====== Data provided
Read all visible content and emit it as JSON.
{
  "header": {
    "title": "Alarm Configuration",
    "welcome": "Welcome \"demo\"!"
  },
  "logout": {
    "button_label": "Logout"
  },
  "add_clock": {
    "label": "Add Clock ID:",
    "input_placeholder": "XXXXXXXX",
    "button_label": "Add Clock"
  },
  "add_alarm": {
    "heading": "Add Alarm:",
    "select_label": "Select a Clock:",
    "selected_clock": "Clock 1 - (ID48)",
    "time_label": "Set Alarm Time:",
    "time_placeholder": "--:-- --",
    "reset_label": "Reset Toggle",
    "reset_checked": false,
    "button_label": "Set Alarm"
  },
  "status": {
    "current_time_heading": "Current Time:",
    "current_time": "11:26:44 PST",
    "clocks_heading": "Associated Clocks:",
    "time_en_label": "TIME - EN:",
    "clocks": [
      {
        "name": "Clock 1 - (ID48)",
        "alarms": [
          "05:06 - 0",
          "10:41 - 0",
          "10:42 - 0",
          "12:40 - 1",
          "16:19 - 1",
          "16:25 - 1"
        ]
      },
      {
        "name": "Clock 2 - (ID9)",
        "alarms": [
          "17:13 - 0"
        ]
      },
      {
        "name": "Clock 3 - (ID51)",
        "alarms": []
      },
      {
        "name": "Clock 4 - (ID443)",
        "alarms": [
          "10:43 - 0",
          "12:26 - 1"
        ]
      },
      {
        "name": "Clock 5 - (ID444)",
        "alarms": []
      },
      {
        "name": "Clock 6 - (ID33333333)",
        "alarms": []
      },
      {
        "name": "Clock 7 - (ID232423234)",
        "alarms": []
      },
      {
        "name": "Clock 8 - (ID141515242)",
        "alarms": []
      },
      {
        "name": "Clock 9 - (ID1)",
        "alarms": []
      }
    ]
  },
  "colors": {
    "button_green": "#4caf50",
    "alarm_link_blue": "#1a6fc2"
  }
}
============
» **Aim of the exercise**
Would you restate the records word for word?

» **Result of this exercise**
Read all visible content and emit it as JSON.
{
  "header": {
    "title": "Alarm Configuration",
    "welcome": "Welcome \"demo\"!"
  },
  "logout": {
    "button_label": "Logout"
  },
  "add_clock": {
    "label": "Add Clock ID:",
    "input_placeholder": "XXXXXXXX",
    "button_label": "Add Clock"
  },
  "add_alarm": {
    "heading": "Add Alarm:",
    "select_label": "Select a Clock:",
    "selected_clock": "Clock 1 - (ID48)",
    "time_label": "Set Alarm Time:",
    "time_placeholder": "--:-- --",
    "reset_label": "Reset Toggle",
    "reset_checked": false,
    "button_label": "Set Alarm"
  },
  "status": {
    "current_time_heading": "Current Time:",
    "current_time": "11:26:44 PST",
    "clocks_heading": "Associated Clocks:",
    "time_en_label": "TIME - EN:",
    "clocks": [
      {
        "name": "Clock 1 - (ID48)",
        "alarms": [
          "05:06 - 0",
          "10:41 - 0",
          "10:42 - 0",
          "12:40 - 1",
          "16:19 - 1",
          "16:25 - 1"
        ]
      },
      {
        "name": "Clock 2 - (ID9)",
        "alarms": [
          "17:13 - 0"
        ]
      },
      {
        "name": "Clock 3 - (ID51)",
        "alarms": []
      },
      {
        "name": "Clock 4 - (ID443)",
        "alarms": [
          "10:43 - 0",
          "12:26 - 1"
        ]
      },
      {
        "name": "Clock 5 - (ID444)",
        "alarms": []
      },
      {
        "name": "Clock 6 - (ID33333333)",
        "alarms": []
      },
      {
        "name": "Clock 7 - (ID232423234)",
        "alarms": []
      },
      {
        "name": "Clock 8 - (ID141515242)",
        "alarms": []
      },
      {
        "name": "Clock 9 - (ID1)",
        "alarms": []
      }
    ]
  },
  "colors": {
    "button_green": "#4caf50",
    "alarm_link_blue": "#1a6fc2"
  }
}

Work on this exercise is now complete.